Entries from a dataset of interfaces
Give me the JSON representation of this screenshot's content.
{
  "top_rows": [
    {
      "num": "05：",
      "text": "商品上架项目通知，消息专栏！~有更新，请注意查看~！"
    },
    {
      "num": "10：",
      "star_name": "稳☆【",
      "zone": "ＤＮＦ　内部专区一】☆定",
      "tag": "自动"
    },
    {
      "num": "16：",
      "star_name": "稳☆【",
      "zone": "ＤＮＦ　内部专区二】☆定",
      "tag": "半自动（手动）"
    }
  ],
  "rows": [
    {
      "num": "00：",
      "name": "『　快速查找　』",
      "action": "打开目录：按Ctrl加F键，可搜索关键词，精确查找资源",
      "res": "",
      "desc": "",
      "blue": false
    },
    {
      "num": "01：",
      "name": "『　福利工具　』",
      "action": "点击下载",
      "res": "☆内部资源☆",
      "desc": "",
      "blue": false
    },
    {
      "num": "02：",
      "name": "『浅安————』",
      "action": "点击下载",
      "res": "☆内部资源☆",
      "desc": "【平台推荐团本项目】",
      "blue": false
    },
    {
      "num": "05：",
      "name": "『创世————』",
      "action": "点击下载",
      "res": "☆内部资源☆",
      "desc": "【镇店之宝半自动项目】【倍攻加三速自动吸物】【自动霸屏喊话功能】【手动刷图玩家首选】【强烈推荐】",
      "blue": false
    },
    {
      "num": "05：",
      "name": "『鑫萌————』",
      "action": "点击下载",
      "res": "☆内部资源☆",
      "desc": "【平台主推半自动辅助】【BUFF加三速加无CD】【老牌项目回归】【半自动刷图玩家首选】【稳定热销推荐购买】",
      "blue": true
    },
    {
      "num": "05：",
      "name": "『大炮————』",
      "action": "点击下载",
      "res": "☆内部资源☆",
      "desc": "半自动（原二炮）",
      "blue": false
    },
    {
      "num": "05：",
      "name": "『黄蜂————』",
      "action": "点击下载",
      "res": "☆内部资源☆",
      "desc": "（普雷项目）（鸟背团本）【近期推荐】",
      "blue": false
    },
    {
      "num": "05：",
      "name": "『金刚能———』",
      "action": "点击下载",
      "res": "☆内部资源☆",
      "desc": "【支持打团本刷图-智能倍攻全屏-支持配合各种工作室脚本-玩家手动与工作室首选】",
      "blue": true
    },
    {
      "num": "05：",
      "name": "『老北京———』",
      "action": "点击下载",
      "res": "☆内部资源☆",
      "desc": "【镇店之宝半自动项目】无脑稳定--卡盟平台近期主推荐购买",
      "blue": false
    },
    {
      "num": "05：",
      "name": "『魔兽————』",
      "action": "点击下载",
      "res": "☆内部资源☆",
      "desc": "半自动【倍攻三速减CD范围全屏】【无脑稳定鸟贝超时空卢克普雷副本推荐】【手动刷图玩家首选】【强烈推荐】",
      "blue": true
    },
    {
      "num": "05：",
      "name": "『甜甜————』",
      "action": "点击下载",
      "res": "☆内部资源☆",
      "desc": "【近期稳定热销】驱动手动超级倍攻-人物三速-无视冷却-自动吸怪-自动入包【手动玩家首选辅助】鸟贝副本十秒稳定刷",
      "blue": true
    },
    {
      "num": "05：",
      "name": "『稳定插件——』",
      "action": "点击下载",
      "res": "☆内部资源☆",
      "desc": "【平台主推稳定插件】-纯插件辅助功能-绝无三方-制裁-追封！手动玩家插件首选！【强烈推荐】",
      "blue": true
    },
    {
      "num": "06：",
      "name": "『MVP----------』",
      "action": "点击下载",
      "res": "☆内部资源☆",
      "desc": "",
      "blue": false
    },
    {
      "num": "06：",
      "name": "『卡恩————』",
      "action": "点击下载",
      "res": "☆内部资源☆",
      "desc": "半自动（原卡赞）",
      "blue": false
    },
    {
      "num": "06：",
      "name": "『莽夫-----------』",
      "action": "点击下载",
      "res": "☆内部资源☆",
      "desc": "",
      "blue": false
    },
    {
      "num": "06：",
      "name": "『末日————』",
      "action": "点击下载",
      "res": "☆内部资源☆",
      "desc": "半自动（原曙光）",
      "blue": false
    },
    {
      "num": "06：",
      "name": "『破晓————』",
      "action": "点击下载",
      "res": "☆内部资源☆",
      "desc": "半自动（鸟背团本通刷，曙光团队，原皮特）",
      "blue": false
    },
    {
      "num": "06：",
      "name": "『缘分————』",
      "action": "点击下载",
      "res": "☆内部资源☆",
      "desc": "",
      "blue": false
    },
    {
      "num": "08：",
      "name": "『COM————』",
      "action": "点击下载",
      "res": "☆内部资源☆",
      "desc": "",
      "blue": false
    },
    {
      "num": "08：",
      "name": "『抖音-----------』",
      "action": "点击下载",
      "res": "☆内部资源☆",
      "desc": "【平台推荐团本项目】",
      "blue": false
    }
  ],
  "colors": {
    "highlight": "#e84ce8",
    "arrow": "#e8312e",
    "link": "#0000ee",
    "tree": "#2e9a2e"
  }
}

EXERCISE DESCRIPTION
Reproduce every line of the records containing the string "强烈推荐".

TASK SOLUTION
      "desc": "【镇店之宝半自动项目】【倍攻加三速自动吸物】【自动霸屏喊话功能】【手动刷图玩家首选】【强烈推荐】",
      "desc": "半自动【倍攻三速减CD范围全屏】【无脑稳定鸟贝超时空卢克普雷副本推荐】【手动刷图玩家首选】【强烈推荐】",
      "desc": "【平台主推稳定插件】-纯插件辅助功能-绝无三方-制裁-追封！手动玩家插件首选！【强烈推荐】",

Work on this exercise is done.